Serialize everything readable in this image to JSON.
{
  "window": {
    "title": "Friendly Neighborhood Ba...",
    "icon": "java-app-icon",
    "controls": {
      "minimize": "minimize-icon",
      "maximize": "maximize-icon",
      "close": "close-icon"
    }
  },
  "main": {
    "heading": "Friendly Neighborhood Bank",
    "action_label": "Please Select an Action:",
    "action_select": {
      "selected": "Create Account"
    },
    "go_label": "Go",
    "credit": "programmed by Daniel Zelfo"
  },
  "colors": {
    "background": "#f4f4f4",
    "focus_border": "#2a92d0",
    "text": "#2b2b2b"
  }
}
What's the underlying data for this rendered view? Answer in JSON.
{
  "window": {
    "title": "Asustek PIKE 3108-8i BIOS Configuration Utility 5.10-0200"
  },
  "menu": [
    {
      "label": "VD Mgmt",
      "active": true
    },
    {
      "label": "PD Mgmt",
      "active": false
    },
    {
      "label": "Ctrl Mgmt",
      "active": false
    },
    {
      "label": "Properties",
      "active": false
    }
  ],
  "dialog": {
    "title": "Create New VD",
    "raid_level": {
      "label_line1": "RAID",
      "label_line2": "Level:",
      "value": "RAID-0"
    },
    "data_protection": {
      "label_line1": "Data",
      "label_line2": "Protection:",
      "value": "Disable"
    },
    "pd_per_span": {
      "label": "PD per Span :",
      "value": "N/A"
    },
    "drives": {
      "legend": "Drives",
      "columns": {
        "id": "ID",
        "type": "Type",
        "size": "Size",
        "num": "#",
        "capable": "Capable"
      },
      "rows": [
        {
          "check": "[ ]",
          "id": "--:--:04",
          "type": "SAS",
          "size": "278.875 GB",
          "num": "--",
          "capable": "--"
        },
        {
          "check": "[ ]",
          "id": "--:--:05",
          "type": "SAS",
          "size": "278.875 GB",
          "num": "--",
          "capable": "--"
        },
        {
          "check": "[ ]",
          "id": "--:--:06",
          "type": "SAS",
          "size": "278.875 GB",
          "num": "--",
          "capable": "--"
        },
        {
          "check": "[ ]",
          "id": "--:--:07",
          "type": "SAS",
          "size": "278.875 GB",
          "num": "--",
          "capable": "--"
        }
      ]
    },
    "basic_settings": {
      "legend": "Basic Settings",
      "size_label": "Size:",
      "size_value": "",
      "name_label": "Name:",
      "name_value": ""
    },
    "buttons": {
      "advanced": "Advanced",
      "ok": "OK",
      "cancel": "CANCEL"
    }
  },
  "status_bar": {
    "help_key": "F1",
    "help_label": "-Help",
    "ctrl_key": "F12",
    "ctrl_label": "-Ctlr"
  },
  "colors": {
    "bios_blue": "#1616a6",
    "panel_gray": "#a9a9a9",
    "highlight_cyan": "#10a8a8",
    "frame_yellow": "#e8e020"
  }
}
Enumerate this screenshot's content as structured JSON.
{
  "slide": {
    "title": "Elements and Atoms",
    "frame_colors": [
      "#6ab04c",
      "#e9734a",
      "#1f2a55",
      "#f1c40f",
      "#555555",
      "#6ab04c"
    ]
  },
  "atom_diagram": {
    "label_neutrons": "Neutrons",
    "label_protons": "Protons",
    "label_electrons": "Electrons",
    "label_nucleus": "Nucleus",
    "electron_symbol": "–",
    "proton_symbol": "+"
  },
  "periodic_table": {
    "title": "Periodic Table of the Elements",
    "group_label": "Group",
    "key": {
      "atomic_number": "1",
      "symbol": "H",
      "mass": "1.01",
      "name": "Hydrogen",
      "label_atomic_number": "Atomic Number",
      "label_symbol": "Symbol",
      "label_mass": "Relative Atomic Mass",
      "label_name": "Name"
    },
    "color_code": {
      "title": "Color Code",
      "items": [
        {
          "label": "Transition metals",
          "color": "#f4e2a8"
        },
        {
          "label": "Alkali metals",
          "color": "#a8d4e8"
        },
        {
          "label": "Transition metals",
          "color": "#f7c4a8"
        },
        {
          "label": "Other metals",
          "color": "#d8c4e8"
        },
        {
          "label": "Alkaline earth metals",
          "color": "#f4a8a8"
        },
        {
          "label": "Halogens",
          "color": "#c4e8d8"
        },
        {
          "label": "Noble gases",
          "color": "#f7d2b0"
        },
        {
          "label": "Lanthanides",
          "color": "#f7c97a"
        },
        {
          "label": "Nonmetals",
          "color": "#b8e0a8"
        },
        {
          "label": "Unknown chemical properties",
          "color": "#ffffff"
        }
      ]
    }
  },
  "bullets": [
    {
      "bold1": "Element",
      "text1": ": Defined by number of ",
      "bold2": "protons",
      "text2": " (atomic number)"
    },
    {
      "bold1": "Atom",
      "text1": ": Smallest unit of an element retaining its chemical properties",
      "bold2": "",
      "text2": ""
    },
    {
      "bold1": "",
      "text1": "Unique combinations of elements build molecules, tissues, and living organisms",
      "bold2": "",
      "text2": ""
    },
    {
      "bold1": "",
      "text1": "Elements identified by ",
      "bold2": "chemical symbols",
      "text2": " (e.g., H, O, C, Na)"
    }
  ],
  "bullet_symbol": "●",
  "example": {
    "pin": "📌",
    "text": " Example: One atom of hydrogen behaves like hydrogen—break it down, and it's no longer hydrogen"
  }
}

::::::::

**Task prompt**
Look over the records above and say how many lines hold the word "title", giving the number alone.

**Your response**
6